The most serious crimes happen when people from outside campus come onto campus. I remember some high school kids going to a frat party and bringing out a knife, and some one holding up some joggers with a gun.
In terms of liberal or conservative, I'd say UR itself is mostly liberal. Just as an example, the Protestant Chapel Community chaplain is an out lesbian (and wicked awesome too).
Otherwise, I agree with all that is said above. ;o)
Edited at 2008-10-23 12:46 pm (UTC)
I went to the U of R in the '90s and loved every minute of it. I was president of the gay group my last year and always felt safe in that regard. I never felt unsafe anywhere in the Rochester area. I grew up living all over the world (Kenya, Spain, UK) so the crime was basically non-existant for me. I also knew areas to avoid.
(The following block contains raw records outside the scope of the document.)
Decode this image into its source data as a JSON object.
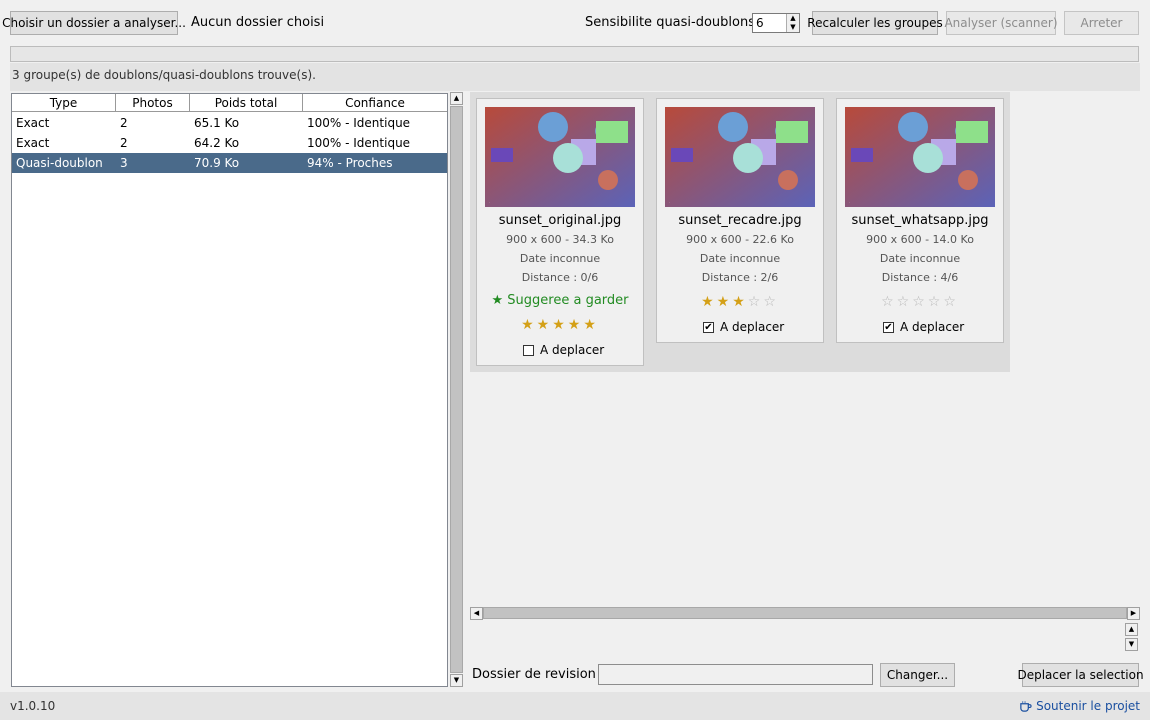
{
  "toolbar": {
    "choose_folder_label": "Choisir un dossier a analyser...",
    "folder_status": "Aucun dossier choisi",
    "sensitivity_label": "Sensibilite quasi-doublons :",
    "sensitivity_value": "6",
    "recalc_label": "Recalculer les groupes",
    "analyze_label": "Analyser (scanner)",
    "stop_label": "Arreter"
  },
  "progress": 0,
  "status_message": "3 groupe(s) de doublons/quasi-doublons trouve(s).",
  "table": {
    "columns": [
      "Type",
      "Photos",
      "Poids total",
      "Confiance"
    ],
    "rows": [
      {
        "type": "Exact",
        "photos": "2",
        "size": "65.1 Ko",
        "confidence": "100% - Identique"
      },
      {
        "type": "Exact",
        "photos": "2",
        "size": "64.2 Ko",
        "confidence": "100% - Identique"
      },
      {
        "type": "Quasi-doublon",
        "photos": "3",
        "size": "70.9 Ko",
        "confidence": "94% - Proches"
      }
    ],
    "selected_row": 2
  },
  "cards": [
    {
      "name": "sunset_original.jpg",
      "dims": "900 x 600 - 34.3 Ko",
      "date": "Date inconnue",
      "distance": "Distance : 0/6",
      "suggestion": "★ Suggeree a garder",
      "rating": 5,
      "move_label": "A deplacer",
      "move_checked": false
    },
    {
      "name": "sunset_recadre.jpg",
      "dims": "900 x 600 - 22.6 Ko",
      "date": "Date inconnue",
      "distance": "Distance : 2/6",
      "suggestion": "",
      "rating": 3,
      "move_label": "A deplacer",
      "move_checked": true
    },
    {
      "name": "sunset_whatsapp.jpg",
      "dims": "900 x 600 - 14.0 Ko",
      "date": "Date inconnue",
      "distance": "Distance : 4/6",
      "suggestion": "",
      "rating": 0,
      "move_label": "A deplacer",
      "move_checked": true
    }
  ],
  "review": {
    "label": "Dossier de revision :",
    "value": "",
    "change_label": "Changer...",
    "move_selection_label": "Deplacer la selection"
  },
  "footer": {
    "version": "v1.0.10",
    "support_label": "Soutenir le projet"
  },
  "colors": {
    "selected_row": "#4a6a8a",
    "star_on": "#d4a017",
    "keep_green": "#228b22",
    "link_blue": "#1a4fa0"
  }
}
I still live in Rochester ... because I love the city. The libraries are great...as for good bookstores, not so much. But I carry books that I love at my store nook
. Mostly books on design, architecture, art, etc.
Best of luck. I don't think you'll go wrong at either school.
I am an alum (08) who lived off-campus for 2 years, so I think I might have a slightly (positive) different perspective
1.) A few people have posted comments that give me the idea that Rochester is rather conservative, is this true?
To be fair, Rochester is a small, research-based private school so yes, it may be more conservative than most liberal colleges, but nothing over-bearing.
2.) How is Rochester towards international students? And gay students?
I don't think there is discrimination toward international students at all. True, Rochester is not the most diverse school, but it certainly was more diverse than were I grew up! (Utah). A lot of the people that work in the Rochester Center for Community Leadership (which does community service) are actually gay (the administrators), and they themselves have told me that Rochester is a very gay-friendly city. There are really fun gay-bars/ clubs, and the campus is certainly gay friendly.
3.) Are there any South African students at Rochester?
LOL. My friend Ron Wang grew up in South Africa (born in Taiwan) and that is the only person I know. I only laugh because we were in a program together and I felt like they treated him like the "token" kid from South Africa, so I bet you might get a lot of questions about South Africa since there really may be no other students.
4.) What’s the Anthropology program like?
This I don't know for sure (I was natural science/ psych). However, two of my very good friends loved the program and did very prestigous research/ had great study abroad experiences. I know the department is also very small and intimate.
5.) What’s the deal with the no cars rule for 1st years? Are they actually allowed to do that?
If things have not changed, parking is shit on campus. Don't worry, I never had access to a car until senior year and it was fine. The buses are pretty good, and if you like to bike, Rochester is one of the most bike-able cities ever.
6.) What’s the crime rate like?
The crime rate is bad, but not where the campus is, nor where the Eastman school of music is. People will lie, spread rumors, and ignorance, but trust me...living off-campus and being a small female who often rode her bike alone did not cause me to lead a perilous life. The crime rate is bad because of inner-city youth gang/ drug violence and unfortunately (I guess some would say fortunately) U of R is a chapel on a hill that is shielded from that. The east side of the city is great if you are into local/ sustainable types of establishments.
7.) Are the libraries any good? Are there at least a few great bookstores?
There are WONDERFUL used book stores in Rochester. THe library is great, we have interlibrary loan, so if there is a book you want that Rush Rhees does not have, then they will borrow from another school for you. Seriously, though, I love the used bookstores in Rochester. The bookstores owners are really chill too.